**Instructions to follow**
Where a line below holds the string "this", that line goes into the answer.

(Data extracted from a collection)
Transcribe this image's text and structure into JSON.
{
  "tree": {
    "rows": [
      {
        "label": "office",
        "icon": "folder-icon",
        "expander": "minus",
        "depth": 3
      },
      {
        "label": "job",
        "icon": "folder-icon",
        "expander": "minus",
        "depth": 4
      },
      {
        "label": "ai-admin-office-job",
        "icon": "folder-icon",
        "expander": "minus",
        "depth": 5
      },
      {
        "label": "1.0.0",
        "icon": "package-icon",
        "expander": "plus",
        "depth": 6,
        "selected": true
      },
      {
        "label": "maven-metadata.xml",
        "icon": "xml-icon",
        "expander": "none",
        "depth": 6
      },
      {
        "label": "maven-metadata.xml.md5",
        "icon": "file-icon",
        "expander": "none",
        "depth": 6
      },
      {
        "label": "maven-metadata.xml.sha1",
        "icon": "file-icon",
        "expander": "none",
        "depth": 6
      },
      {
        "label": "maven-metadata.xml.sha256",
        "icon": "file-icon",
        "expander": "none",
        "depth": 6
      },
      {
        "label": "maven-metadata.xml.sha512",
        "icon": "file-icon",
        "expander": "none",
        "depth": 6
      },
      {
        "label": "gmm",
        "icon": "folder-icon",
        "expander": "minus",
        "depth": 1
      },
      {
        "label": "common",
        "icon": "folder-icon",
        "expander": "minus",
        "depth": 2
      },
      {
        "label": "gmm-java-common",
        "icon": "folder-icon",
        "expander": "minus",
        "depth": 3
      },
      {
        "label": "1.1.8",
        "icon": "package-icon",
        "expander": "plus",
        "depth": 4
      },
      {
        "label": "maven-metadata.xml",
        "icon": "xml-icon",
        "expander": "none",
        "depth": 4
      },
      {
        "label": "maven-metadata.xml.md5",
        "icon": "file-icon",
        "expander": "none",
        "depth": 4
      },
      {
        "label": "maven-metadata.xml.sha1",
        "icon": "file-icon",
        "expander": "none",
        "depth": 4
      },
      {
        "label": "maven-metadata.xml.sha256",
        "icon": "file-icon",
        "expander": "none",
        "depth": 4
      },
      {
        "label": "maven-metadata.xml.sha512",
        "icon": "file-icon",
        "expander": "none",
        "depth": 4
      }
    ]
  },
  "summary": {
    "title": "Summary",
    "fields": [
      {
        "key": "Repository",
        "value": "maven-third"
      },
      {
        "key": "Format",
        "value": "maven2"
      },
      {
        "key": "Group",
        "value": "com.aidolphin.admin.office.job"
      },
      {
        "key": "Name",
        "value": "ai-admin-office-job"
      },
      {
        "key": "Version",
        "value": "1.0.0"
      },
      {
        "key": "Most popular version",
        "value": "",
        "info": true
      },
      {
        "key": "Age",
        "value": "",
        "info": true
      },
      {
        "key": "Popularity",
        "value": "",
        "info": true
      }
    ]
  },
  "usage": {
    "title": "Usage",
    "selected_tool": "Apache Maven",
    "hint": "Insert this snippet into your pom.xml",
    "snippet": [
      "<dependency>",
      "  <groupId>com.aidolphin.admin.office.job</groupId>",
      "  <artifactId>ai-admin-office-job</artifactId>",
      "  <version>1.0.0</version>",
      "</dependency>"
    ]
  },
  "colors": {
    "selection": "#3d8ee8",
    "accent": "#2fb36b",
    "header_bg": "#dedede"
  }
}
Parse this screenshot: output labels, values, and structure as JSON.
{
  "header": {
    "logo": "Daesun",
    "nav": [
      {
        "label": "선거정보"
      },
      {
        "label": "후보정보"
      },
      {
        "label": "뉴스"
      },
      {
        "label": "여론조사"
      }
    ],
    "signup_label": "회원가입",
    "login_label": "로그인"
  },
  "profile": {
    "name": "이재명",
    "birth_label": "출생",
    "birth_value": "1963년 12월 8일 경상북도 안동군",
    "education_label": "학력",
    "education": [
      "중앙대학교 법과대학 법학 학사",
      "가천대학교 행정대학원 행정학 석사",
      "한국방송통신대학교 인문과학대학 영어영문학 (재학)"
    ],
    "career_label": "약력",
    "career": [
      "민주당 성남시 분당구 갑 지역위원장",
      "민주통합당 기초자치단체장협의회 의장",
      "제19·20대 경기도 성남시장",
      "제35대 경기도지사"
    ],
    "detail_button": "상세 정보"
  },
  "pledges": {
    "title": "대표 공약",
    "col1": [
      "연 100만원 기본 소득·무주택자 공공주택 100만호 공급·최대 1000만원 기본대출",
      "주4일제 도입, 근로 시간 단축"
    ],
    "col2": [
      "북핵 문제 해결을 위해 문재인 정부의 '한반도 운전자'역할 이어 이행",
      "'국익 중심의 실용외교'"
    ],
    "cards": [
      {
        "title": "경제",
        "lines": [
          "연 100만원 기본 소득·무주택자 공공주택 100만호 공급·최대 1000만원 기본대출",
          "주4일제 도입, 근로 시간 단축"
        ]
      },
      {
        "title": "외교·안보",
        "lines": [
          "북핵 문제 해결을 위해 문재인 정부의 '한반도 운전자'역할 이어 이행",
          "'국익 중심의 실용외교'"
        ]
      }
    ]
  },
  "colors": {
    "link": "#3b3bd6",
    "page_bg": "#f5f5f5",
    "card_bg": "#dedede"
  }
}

**Exercise result**
Transcribe this image's text and structure into JSON.
    "hint": "Insert this snippet into your pom.xml",
Parse this screenshot: output labels, values, and structure as JSON.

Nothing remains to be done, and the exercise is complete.